And this time 25 companies have been brought on to the list (see EE Times Silicon 60: 2016's Emerging Companies to Watch ), slightly down on the 30 admitted in 2015. This brings the total number of emerging technology companies admitted to the list since v1.0 came out in April 2004 to 395.
Not all the startup companies EE Times has listed have been successful. If we were that good at tipping we would be considerably better than just about all venture capital companies. But we do not claim to be tipsters. What we do say is that we think these companies are worth looking at for a variety of reasons and that they may be interesting to watch because they are, in some way, bellwethers of a technology area or market application. They are interesting to watch without necessarily being companies guaranteed to find success.
While we described last year's Silicon 60 as a tale of two Cs – California and China – a discernible trend in this year's list is the resurgence of California – and to a lesser extent North America – as the spiritual home of the electronics and semiconductor startup. Whether this has something to do with being on the brink of another electronics revolution or series of killer applications to take over from the spent wave of the smartphone is hard to say. But as well as being a location that nurtures entrepreneurs in its universities, California is a destination many entrepreneurs aspire to relocate to, and that "gravitational" effect is in evidence in 2015 and 2016.
At the same time in this year's Silicon 60 China has fallen back to be on to a par with other countries, such as France and Israel, in its ability to generate notable startups.

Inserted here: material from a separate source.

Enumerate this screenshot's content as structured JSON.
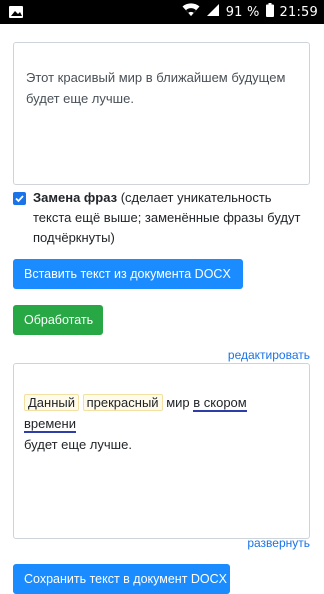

In this year's list – v17.1 – North America provides 33 of the companies, an increase of two on the previous year. California